“If these allegations prove to be true, what they were seeking to steal was not the jewels, money or other property of American citizens, but something much more valuable—their most precious heritage, the right to vote in a free election. Since that day, a mood of incredulity has prevailed among our populace, and it is the constitutional duty of this committee to allay the fears being expressed by the citizenry, and to establish the factual bases upon which these fears have been founded.The Founding Fathers, having participated in the struggle against arbitrary power, comprehended some eternal truths respecting men and government. They knew that those who are entrusted with power are susceptible to the disease of tyrants, which George Washington rightly described as “love of power and the proneness to abuse it.” For that reason, they realized that the power of public officers should be defined by laws which they, as well as the people, are obligated to obey.”

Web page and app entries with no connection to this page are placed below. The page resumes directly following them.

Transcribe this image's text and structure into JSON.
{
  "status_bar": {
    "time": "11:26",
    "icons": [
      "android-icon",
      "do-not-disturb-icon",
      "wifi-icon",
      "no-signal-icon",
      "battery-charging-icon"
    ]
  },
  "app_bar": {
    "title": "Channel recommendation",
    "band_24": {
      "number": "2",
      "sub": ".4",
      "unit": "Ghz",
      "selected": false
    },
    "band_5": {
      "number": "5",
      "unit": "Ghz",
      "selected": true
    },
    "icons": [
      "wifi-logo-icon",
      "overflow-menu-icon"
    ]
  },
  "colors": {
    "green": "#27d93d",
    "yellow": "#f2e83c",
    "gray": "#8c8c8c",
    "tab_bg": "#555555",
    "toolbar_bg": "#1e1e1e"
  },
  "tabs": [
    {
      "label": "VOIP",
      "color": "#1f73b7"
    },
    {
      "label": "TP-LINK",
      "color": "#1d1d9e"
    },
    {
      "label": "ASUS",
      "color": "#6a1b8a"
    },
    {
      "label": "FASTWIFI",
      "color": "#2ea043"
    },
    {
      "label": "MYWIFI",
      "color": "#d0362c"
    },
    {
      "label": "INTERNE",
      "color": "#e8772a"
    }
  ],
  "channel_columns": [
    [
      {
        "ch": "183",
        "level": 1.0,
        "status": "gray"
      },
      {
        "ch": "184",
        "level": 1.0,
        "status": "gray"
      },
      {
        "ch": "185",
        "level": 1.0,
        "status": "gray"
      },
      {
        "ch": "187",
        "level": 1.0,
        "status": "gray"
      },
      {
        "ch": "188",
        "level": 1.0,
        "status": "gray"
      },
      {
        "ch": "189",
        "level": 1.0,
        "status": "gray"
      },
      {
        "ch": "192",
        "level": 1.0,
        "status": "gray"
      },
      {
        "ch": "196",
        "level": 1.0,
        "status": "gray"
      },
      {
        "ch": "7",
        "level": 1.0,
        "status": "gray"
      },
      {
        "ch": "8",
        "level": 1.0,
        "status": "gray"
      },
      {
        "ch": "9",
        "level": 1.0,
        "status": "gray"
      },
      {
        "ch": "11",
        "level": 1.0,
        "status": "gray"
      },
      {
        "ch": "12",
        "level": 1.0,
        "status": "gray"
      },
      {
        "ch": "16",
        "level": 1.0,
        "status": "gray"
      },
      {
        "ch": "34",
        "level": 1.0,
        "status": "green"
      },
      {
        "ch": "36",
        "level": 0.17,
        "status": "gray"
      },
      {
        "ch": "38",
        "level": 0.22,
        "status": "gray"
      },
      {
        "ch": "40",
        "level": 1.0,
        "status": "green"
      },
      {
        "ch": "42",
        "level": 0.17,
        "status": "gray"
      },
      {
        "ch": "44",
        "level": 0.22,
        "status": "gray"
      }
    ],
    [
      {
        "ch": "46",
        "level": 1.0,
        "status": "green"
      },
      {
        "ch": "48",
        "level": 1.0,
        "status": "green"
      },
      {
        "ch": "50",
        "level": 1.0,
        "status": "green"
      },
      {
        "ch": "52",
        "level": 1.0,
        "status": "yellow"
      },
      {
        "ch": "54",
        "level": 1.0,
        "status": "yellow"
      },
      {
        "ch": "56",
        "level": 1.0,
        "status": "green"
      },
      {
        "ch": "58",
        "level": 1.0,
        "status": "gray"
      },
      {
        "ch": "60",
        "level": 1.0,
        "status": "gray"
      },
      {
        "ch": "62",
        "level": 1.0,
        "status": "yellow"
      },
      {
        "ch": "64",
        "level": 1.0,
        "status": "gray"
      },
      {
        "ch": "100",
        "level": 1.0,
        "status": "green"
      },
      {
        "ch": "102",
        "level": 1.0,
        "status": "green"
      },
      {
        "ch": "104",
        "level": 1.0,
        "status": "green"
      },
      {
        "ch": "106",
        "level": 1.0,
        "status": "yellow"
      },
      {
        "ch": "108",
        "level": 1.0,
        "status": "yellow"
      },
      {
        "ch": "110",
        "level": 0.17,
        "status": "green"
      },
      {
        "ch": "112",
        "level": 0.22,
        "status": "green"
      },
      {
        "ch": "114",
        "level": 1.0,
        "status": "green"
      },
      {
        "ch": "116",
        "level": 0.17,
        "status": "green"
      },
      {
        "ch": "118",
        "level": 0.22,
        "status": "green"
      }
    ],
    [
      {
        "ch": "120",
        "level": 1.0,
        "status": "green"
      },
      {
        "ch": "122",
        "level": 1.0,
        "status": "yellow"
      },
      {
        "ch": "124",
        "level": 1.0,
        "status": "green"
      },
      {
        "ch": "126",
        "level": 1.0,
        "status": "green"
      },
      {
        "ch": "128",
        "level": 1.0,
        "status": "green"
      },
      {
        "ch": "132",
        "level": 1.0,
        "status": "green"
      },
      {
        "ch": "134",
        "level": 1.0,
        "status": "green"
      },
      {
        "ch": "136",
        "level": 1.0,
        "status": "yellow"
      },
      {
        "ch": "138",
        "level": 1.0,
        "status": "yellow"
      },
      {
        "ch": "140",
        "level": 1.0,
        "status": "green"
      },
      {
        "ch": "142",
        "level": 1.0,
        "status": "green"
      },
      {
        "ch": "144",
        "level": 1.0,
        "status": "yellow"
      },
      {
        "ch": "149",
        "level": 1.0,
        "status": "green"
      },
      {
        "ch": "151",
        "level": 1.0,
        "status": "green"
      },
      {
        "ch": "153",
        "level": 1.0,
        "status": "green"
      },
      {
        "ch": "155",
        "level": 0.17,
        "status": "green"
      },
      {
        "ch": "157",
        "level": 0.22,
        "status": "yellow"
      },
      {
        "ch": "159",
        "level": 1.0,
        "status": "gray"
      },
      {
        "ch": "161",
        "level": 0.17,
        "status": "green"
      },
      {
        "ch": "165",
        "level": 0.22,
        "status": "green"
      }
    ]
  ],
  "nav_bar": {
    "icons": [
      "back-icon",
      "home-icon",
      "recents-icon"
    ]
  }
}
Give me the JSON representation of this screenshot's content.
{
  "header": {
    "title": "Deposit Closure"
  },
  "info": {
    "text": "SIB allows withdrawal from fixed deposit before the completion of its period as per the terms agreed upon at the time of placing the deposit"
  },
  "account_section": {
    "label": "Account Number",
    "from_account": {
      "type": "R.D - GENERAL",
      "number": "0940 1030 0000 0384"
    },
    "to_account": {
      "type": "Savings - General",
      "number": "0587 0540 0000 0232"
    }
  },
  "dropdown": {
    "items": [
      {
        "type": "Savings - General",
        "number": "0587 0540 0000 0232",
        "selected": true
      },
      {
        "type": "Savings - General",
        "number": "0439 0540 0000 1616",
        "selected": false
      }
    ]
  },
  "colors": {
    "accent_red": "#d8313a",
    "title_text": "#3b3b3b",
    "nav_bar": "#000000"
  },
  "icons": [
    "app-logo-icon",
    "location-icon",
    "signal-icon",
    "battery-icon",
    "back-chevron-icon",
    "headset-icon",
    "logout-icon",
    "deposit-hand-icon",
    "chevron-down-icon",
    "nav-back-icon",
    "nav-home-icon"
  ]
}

“The Constitution, later adopted amendments and, more specifically, statutory law provide that the electoral processes shall be conducted by the people, outside the confines of the formal branches of government, and through a political process that must operate under the strictures of law and ethical guidelines, but independent of the overwhelming power of the government itself. Only then can we be sure that each electoral process cannot be made to serve as the mere handmaiden of a particular Administration in power.”
“The accusations that have been leveled and the evidence of wrongdoing that has surfaced has cast a black cloud of distrust over our entire society. Our citizens do not know whom to believe, and many of them have concluded that all the processes of government have become so compromised that honest governance has been rendered impossible. We believe that the health, if not the survival, of our social structure and of our form of government requires the most candid and public investigation of all the evidence…. As the elected representatives of the people, we would be derelict in our duty to them if we failed to pursue our mission expeditiously, fully, and with the utmost fairness. The nation and history itself are watching us. We cannot fail our mission.”
Article Link: Sermon on the Hill: Sam Ervin Quotes from Watergate Hearing …http://www.rollingstone.com 9/13/1973